ASSIGNED TASK: Copy each line of the listing that includes "takes".

DATA EXTRACT:
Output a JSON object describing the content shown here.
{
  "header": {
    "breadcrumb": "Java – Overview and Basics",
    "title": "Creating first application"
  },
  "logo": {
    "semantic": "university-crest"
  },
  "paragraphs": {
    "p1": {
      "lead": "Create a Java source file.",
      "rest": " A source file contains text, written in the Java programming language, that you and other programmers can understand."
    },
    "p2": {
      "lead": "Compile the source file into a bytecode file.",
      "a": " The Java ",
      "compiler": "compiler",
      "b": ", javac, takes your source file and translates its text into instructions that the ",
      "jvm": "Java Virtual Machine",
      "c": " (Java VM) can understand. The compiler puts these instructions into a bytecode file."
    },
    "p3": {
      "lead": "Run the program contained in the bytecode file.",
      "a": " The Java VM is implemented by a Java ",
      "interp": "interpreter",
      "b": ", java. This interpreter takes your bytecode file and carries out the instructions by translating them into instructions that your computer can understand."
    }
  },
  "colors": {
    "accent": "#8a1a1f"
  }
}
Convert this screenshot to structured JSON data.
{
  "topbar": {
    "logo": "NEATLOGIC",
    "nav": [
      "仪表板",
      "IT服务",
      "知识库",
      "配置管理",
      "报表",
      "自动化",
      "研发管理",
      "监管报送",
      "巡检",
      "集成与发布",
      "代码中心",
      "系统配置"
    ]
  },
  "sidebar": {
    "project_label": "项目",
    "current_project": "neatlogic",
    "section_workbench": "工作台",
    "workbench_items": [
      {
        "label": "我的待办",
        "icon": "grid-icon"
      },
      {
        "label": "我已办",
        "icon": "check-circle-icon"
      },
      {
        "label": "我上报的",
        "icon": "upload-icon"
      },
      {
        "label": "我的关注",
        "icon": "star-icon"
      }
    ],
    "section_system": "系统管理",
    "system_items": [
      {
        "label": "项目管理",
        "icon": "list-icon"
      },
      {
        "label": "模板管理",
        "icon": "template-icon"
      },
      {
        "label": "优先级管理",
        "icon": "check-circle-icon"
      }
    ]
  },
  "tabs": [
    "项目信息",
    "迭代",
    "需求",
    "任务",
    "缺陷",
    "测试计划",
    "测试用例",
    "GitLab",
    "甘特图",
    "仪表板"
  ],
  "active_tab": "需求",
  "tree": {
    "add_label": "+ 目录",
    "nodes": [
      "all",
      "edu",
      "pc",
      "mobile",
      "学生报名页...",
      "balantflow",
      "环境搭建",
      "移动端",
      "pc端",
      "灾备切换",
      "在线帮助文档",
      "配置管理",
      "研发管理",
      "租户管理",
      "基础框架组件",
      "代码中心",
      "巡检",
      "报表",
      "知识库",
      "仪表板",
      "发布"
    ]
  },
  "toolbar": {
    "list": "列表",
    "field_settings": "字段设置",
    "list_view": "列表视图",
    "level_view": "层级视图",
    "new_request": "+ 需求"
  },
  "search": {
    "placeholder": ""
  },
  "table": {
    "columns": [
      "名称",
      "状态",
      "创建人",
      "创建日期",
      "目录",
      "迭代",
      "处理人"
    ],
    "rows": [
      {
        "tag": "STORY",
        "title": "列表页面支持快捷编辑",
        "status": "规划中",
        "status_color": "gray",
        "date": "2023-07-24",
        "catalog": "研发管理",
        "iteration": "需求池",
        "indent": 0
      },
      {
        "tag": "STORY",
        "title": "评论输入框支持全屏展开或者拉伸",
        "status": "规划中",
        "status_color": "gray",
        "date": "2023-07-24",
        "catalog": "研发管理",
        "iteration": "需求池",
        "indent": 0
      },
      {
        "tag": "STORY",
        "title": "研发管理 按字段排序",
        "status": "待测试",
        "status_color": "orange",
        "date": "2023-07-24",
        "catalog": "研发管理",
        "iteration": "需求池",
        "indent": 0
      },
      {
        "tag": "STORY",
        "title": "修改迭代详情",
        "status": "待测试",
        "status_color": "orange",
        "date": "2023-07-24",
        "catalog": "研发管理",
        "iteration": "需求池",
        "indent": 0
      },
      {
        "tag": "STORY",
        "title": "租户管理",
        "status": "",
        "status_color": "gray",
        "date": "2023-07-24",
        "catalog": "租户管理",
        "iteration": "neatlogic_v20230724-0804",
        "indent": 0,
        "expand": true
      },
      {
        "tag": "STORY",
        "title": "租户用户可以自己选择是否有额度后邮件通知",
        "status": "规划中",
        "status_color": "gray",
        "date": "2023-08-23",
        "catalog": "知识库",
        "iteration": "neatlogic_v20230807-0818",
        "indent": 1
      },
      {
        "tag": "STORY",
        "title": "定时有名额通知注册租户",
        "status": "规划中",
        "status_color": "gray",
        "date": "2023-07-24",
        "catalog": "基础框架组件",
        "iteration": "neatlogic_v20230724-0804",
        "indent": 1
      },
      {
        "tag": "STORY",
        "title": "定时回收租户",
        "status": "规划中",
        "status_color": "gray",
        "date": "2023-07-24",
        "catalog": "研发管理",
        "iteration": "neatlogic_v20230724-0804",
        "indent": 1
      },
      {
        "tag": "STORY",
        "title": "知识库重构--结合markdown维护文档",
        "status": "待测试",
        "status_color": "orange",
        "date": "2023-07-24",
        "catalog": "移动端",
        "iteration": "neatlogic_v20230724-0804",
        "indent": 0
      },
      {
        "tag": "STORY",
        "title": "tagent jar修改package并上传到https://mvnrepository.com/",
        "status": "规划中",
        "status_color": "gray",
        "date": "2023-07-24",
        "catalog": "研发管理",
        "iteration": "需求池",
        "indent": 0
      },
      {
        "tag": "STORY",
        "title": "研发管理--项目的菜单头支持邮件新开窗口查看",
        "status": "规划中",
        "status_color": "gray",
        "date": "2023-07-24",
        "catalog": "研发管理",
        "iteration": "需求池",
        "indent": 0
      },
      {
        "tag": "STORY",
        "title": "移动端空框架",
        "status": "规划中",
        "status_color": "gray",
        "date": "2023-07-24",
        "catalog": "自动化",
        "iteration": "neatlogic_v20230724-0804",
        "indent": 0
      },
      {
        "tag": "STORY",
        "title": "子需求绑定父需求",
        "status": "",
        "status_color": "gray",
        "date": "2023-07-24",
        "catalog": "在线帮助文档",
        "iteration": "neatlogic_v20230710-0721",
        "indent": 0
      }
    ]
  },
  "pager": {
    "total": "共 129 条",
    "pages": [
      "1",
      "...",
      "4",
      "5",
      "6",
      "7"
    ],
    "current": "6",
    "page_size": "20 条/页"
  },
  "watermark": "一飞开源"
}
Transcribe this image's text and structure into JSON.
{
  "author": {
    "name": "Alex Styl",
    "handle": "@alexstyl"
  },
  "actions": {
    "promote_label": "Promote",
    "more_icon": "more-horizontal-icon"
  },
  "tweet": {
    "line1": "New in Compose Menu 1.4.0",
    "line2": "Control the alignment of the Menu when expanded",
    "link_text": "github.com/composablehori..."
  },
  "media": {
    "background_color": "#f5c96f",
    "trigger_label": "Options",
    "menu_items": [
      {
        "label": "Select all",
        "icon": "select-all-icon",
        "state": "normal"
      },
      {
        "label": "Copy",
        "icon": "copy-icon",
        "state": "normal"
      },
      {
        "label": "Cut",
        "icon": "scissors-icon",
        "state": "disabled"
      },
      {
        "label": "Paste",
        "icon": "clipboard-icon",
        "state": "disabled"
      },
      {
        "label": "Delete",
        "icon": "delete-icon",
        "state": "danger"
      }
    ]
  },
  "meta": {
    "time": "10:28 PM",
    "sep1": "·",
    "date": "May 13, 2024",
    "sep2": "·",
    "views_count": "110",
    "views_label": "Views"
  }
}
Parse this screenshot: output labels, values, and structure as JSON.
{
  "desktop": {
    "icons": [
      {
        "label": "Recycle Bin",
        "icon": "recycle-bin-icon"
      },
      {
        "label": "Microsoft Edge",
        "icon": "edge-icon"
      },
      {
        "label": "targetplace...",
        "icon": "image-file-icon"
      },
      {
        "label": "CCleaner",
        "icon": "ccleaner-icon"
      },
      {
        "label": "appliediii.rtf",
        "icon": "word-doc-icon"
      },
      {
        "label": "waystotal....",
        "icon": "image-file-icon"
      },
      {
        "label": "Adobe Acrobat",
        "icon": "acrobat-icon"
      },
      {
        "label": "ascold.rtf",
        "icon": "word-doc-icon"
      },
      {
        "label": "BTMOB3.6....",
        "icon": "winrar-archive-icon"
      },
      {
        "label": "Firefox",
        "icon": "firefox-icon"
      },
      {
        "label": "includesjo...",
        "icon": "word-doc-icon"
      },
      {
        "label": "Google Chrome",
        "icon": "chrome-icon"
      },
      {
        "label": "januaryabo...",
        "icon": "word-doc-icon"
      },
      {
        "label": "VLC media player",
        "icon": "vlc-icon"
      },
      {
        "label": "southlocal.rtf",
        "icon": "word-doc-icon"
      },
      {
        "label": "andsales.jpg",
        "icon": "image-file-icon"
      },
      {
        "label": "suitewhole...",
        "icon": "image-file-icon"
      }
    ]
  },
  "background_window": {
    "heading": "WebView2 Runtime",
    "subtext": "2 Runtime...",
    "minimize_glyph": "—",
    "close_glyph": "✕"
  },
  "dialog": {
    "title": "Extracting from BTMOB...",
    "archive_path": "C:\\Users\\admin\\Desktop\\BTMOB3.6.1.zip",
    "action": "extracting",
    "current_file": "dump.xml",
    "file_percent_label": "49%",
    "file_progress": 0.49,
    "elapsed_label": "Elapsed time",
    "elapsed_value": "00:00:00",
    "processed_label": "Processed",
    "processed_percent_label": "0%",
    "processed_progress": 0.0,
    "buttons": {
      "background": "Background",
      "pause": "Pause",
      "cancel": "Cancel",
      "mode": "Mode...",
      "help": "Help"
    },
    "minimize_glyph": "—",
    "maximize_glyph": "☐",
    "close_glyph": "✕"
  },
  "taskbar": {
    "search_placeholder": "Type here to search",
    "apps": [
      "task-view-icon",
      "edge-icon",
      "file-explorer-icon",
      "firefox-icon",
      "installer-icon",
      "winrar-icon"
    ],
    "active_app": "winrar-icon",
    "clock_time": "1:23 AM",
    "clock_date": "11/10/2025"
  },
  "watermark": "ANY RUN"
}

ANSWER SPACE:
      "b": ", javac, takes your source file and translates its text into instructions that the ",
      "b": ", java. This interpreter takes your bytecode file and carries out the instructions by translating them into instructions that your computer can understand."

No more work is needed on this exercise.